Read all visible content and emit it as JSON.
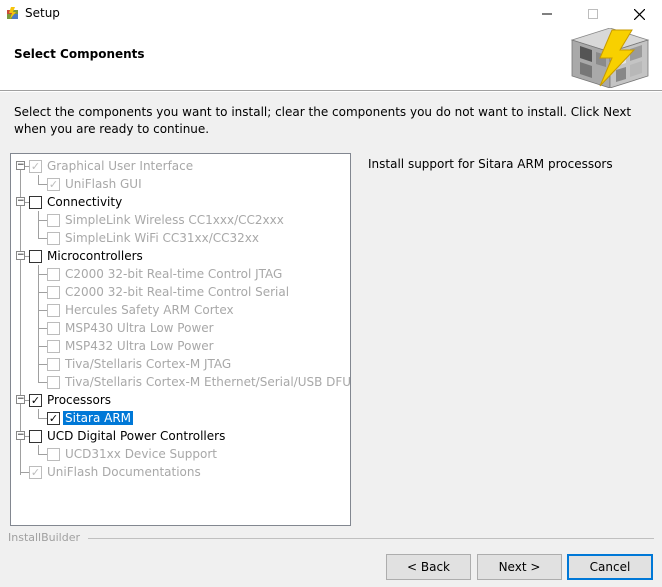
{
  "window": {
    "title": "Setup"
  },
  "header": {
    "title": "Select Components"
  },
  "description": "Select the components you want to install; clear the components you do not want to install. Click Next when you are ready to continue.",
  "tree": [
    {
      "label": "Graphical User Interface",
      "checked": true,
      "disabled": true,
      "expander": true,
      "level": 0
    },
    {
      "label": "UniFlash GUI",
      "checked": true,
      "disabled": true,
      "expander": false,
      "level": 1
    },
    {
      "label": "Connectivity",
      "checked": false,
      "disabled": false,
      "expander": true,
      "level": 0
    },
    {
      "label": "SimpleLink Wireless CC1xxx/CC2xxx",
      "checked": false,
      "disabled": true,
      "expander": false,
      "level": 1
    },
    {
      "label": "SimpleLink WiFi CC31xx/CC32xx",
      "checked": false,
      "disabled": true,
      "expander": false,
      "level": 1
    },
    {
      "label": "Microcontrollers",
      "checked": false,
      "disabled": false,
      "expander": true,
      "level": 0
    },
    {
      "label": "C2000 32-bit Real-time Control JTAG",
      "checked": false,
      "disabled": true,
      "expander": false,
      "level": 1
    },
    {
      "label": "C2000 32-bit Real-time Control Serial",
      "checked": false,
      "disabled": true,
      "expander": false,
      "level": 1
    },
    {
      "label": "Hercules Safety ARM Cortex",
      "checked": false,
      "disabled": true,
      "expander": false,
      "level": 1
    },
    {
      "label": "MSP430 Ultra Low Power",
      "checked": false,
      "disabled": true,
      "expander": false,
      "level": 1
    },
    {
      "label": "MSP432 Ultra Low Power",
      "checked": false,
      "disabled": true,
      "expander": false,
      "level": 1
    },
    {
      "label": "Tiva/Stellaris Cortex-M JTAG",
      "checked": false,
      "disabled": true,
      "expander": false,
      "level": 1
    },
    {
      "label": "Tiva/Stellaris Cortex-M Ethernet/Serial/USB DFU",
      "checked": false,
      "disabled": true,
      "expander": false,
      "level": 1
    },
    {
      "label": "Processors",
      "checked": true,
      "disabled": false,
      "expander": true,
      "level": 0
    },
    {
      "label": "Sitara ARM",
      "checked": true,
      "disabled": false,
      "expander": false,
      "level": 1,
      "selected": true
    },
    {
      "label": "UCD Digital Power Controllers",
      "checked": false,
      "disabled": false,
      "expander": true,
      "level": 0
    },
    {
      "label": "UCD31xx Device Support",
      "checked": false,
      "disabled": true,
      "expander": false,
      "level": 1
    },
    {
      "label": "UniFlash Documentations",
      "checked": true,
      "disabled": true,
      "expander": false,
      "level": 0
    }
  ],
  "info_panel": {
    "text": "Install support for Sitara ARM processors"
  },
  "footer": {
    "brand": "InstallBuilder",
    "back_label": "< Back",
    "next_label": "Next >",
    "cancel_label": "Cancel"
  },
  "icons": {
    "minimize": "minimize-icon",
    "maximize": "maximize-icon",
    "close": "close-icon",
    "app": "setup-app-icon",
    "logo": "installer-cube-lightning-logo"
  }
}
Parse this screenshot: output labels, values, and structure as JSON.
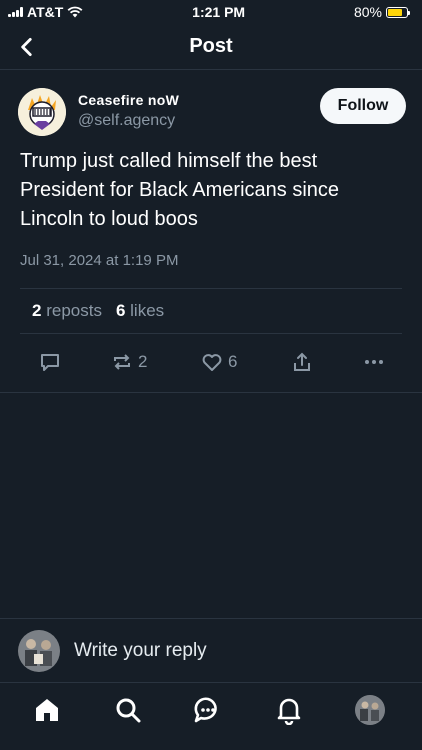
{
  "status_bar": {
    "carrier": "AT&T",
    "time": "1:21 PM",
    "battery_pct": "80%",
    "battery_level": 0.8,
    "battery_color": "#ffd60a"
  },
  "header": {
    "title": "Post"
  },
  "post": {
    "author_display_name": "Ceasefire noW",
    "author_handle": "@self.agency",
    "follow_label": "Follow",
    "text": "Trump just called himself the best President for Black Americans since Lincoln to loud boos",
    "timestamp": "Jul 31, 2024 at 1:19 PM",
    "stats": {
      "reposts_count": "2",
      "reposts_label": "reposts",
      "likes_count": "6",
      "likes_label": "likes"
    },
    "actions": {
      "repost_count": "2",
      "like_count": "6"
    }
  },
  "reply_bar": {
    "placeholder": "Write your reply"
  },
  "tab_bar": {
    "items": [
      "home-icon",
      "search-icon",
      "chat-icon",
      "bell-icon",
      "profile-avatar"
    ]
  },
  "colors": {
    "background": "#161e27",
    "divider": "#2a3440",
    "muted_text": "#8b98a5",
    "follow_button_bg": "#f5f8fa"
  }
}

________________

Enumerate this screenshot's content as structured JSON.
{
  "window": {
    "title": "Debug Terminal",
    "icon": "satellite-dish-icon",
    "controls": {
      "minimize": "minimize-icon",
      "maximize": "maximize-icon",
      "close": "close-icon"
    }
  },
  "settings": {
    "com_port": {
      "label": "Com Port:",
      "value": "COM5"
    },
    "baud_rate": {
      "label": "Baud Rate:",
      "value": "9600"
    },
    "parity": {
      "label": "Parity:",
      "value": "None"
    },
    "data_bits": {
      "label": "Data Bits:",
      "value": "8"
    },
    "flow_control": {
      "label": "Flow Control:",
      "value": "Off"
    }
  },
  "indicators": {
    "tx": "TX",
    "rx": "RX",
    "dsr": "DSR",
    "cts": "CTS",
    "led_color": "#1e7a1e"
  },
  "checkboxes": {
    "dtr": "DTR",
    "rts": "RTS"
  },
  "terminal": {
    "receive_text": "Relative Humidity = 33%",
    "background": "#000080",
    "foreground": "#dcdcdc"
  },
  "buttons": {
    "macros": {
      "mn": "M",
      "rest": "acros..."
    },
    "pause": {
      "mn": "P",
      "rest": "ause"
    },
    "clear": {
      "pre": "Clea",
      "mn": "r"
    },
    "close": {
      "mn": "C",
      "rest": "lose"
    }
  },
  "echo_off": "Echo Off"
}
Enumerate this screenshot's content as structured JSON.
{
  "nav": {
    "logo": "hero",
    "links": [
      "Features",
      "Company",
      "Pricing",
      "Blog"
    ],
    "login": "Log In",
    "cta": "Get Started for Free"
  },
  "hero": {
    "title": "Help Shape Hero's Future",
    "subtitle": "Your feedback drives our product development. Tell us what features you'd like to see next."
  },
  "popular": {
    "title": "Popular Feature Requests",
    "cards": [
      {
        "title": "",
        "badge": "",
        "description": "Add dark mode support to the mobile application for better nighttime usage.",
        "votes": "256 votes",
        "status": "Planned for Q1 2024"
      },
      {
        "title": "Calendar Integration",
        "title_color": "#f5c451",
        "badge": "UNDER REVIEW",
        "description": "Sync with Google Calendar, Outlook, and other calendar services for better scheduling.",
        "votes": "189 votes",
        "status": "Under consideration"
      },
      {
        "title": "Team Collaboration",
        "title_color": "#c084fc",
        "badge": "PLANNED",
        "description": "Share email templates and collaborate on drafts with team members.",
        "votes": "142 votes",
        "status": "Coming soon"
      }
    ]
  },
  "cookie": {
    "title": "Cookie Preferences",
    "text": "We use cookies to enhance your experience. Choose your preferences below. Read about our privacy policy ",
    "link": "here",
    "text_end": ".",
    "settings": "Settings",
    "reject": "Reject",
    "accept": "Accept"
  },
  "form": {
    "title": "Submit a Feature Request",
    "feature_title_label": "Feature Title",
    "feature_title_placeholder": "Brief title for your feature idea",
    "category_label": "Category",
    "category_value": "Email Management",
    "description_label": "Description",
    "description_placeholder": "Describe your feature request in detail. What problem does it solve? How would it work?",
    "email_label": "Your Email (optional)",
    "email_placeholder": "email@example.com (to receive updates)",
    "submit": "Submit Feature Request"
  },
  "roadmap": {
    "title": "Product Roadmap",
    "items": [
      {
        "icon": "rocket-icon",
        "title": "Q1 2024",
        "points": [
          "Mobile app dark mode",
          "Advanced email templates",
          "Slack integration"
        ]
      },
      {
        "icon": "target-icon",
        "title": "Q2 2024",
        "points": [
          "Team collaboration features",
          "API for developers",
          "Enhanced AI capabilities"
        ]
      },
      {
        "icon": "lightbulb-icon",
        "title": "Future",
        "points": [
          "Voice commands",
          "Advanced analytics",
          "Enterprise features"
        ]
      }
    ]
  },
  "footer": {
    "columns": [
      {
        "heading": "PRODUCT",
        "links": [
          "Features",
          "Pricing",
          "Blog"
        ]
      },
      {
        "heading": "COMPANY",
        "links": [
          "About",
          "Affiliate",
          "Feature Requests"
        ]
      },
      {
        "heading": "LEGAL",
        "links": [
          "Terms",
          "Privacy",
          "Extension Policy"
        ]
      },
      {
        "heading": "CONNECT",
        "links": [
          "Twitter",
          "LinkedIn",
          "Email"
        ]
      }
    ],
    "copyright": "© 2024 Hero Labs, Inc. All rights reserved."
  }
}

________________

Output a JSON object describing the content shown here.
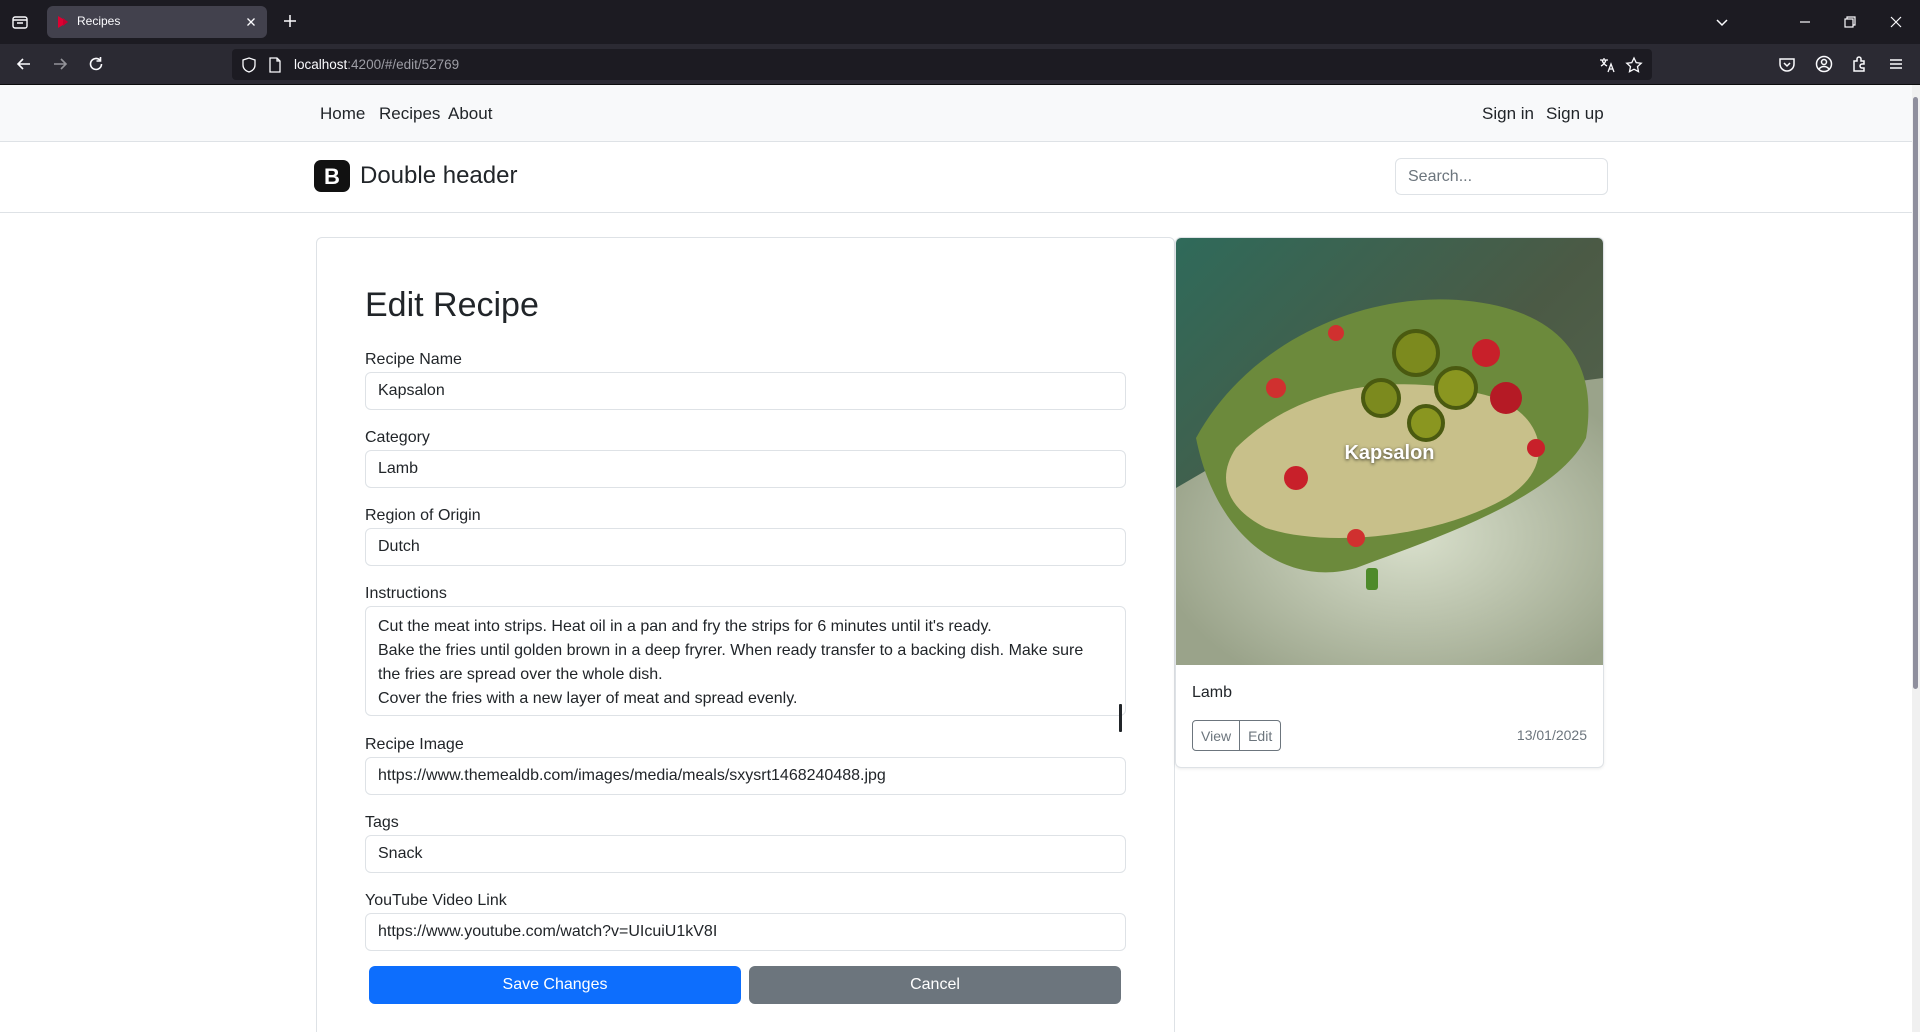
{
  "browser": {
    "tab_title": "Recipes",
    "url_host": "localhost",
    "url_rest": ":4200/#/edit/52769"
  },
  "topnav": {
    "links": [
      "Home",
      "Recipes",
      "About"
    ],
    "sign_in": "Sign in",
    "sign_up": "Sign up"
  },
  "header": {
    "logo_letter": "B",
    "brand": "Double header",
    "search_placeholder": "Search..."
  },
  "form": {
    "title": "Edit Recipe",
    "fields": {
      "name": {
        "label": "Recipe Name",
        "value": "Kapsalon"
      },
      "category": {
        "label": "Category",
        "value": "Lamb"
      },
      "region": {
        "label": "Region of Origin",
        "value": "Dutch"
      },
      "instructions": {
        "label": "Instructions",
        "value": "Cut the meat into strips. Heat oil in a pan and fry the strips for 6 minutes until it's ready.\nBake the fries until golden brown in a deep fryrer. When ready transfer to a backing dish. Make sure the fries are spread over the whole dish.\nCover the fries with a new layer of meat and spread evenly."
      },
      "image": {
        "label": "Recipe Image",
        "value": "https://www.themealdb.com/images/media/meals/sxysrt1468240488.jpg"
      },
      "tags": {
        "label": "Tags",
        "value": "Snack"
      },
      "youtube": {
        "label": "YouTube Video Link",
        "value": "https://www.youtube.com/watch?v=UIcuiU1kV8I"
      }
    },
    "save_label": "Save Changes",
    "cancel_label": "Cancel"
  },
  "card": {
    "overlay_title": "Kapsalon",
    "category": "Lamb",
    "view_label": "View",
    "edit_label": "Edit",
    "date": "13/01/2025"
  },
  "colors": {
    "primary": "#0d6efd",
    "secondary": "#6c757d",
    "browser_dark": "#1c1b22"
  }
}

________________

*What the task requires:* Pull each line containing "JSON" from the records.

*Exercise solution:*
Read all visible content and emit it as JSON.
Parse this screenshot: output labels, values, and structure as JSON.
Enumerate this screenshot's content as structured JSON.
Enumerate this screenshot's content as structured JSON.
Output a JSON object describing the content shown here.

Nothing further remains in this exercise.